━━━━━ Input for this task ━━━━━
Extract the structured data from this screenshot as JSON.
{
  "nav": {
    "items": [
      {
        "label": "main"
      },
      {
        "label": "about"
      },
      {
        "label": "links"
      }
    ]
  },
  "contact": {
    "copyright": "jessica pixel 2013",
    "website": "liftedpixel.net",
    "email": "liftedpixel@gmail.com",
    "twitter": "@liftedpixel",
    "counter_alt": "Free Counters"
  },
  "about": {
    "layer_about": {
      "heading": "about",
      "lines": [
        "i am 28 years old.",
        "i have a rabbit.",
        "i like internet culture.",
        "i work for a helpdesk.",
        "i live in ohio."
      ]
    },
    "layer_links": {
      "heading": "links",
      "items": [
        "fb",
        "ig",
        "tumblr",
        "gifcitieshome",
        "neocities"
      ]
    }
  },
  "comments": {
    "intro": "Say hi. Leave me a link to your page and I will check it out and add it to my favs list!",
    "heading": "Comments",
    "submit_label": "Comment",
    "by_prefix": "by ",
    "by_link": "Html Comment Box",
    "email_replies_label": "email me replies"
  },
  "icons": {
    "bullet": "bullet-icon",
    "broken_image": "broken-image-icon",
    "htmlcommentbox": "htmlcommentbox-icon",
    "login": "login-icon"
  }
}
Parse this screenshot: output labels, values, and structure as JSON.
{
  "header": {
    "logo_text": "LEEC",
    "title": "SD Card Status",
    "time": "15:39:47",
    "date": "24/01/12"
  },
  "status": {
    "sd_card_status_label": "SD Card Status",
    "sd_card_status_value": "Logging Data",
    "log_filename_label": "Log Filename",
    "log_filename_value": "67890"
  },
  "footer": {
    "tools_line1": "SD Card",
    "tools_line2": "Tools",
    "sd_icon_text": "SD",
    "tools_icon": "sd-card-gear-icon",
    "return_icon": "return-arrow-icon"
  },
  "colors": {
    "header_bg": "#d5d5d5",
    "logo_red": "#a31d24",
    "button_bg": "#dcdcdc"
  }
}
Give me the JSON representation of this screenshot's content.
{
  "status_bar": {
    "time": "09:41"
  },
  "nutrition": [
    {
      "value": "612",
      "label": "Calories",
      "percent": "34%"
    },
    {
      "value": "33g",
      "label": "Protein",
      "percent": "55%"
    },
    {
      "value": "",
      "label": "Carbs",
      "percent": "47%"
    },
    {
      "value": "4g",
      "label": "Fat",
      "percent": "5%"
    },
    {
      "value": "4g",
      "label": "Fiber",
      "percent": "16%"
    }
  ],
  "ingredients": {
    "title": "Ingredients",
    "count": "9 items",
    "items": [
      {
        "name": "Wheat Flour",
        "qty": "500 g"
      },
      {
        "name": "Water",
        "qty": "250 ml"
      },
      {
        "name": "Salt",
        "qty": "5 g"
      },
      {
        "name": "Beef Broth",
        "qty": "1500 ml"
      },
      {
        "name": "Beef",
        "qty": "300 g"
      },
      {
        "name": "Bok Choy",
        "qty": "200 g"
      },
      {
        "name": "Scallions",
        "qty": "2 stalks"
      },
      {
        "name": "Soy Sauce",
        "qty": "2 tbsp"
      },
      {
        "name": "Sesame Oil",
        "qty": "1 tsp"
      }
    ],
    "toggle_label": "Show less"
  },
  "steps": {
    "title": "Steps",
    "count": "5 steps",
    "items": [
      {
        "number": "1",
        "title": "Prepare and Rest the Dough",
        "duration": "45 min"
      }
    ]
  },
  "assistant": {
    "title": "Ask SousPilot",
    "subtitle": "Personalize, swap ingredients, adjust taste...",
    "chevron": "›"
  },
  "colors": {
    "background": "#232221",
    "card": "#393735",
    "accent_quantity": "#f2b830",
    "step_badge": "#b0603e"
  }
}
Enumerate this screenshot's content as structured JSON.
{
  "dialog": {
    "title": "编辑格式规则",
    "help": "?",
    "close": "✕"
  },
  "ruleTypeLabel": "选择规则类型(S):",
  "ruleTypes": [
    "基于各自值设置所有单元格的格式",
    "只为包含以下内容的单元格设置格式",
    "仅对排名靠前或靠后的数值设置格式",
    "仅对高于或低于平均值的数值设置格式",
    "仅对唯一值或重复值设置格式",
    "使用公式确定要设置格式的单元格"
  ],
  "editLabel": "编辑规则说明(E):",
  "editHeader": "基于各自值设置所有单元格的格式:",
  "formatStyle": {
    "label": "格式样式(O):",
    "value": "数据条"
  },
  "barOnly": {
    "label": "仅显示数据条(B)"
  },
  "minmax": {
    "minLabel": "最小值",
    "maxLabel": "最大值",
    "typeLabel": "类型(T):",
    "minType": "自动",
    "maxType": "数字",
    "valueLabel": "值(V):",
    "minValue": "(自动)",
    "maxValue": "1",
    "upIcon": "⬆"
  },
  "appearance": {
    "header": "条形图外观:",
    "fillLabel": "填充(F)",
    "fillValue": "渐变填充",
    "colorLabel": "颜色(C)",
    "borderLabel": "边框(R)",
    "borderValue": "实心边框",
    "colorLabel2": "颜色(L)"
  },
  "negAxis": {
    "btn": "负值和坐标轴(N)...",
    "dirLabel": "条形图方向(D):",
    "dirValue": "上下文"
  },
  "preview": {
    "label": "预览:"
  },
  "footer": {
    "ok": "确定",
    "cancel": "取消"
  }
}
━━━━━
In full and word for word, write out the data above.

- _Solution_
Extract the structured data from this screenshot as JSON.
{
  "nav": {
    "items": [
      {
        "label": "main"
      },
      {
        "label": "about"
      },
      {
        "label": "links"
      }
    ]
  },
  "contact": {
    "copyright": "jessica pixel 2013",
    "website": "liftedpixel.net",
    "email": "liftedpixel@gmail.com",
    "twitter": "@liftedpixel",
    "counter_alt": "Free Counters"
  },
  "about": {
    "layer_about": {
      "heading": "about",
      "lines": [
        "i am 28 years old.",
        "i have a rabbit.",
        "i like internet culture.",
        "i work for a helpdesk.",
        "i live in ohio."
      ]
    },
    "layer_links": {
      "heading": "links",
      "items": [
        "fb",
        "ig",
        "tumblr",
        "gifcitieshome",
        "neocities"
      ]
    }
  },
  "comments": {
    "intro": "Say hi. Leave me a link to your page and I will check it out and add it to my favs list!",
    "heading": "Comments",
    "submit_label": "Comment",
    "by_prefix": "by ",
    "by_link": "Html Comment Box",
    "email_replies_label": "email me replies"
  },
  "icons": {
    "bullet": "bullet-icon",
    "broken_image": "broken-image-icon",
    "htmlcommentbox": "htmlcommentbox-icon",
    "login": "login-icon"
  }
}
Parse this screenshot: output labels, values, and structure as JSON.
{
  "header": {
    "logo_text": "LEEC",
    "title": "SD Card Status",
    "time": "15:39:47",
    "date": "24/01/12"
  },
  "status": {
    "sd_card_status_label": "SD Card Status",
    "sd_card_status_value": "Logging Data",
    "log_filename_label": "Log Filename",
    "log_filename_value": "67890"
  },
  "footer": {
    "tools_line1": "SD Card",
    "tools_line2": "Tools",
    "sd_icon_text": "SD",
    "tools_icon": "sd-card-gear-icon",
    "return_icon": "return-arrow-icon"
  },
  "colors": {
    "header_bg": "#d5d5d5",
    "logo_red": "#a31d24",
    "button_bg": "#dcdcdc"
  }
}
Give me the JSON representation of this screenshot's content.
{
  "status_bar": {
    "time": "09:41"
  },
  "nutrition": [
    {
      "value": "612",
      "label": "Calories",
      "percent": "34%"
    },
    {
      "value": "33g",
      "label": "Protein",
      "percent": "55%"
    },
    {
      "value": "",
      "label": "Carbs",
      "percent": "47%"
    },
    {
      "value": "4g",
      "label": "Fat",
      "percent": "5%"
    },
    {
      "value": "4g",
      "label": "Fiber",
      "percent": "16%"
    }
  ],
  "ingredients": {
    "title": "Ingredients",
    "count": "9 items",
    "items": [
      {
        "name": "Wheat Flour",
        "qty": "500 g"
      },
      {
        "name": "Water",
        "qty": "250 ml"
      },
      {
        "name": "Salt",
        "qty": "5 g"
      },
      {
        "name": "Beef Broth",
        "qty": "1500 ml"
      },
      {
        "name": "Beef",
        "qty": "300 g"
      },
      {
        "name": "Bok Choy",
        "qty": "200 g"
      },
      {
        "name": "Scallions",
        "qty": "2 stalks"
      },
      {
        "name": "Soy Sauce",
        "qty": "2 tbsp"
      },
      {
        "name": "Sesame Oil",
        "qty": "1 tsp"
      }
    ],
    "toggle_label": "Show less"
  },
  "steps": {
    "title": "Steps",
    "count": "5 steps",
    "items": [
      {
        "number": "1",
        "title": "Prepare and Rest the Dough",
        "duration": "45 min"
      }
    ]
  },
  "assistant": {
    "title": "Ask SousPilot",
    "subtitle": "Personalize, swap ingredients, adjust taste...",
    "chevron": "›"
  },
  "colors": {
    "background": "#232221",
    "card": "#393735",
    "accent_quantity": "#f2b830",
    "step_badge": "#b0603e"
  }
}
Enumerate this screenshot's content as structured JSON.
{
  "dialog": {
    "title": "编辑格式规则",
    "help": "?",
    "close": "✕"
  },
  "ruleTypeLabel": "选择规则类型(S):",
  "ruleTypes": [
    "基于各自值设置所有单元格的格式",
    "只为包含以下内容的单元格设置格式",
    "仅对排名靠前或靠后的数值设置格式",
    "仅对高于或低于平均值的数值设置格式",
    "仅对唯一值或重复值设置格式",
    "使用公式确定要设置格式的单元格"
  ],
  "editLabel": "编辑规则说明(E):",
  "editHeader": "基于各自值设置所有单元格的格式:",
  "formatStyle": {
    "label": "格式样式(O):",
    "value": "数据条"
  },
  "barOnly": {
    "label": "仅显示数据条(B)"
  },
  "minmax": {
    "minLabel": "最小值",
    "maxLabel": "最大值",
    "typeLabel": "类型(T):",
    "minType": "自动",
    "maxType": "数字",
    "valueLabel": "值(V):",
    "minValue": "(自动)",
    "maxValue": "1",
    "upIcon": "⬆"
  },
  "appearance": {
    "header": "条形图外观:",
    "fillLabel": "填充(F)",
    "fillValue": "渐变填充",
    "colorLabel": "颜色(C)",
    "borderLabel": "边框(R)",
    "borderValue": "实心边框",
    "colorLabel2": "颜色(L)"
  },
  "negAxis": {
    "btn": "负值和坐标轴(N)...",
    "dirLabel": "条形图方向(D):",
    "dirValue": "上下文"
  },
  "preview": {
    "label": "预览:"
  },
  "footer": {
    "ok": "确定",
    "cancel": "取消"
  }
}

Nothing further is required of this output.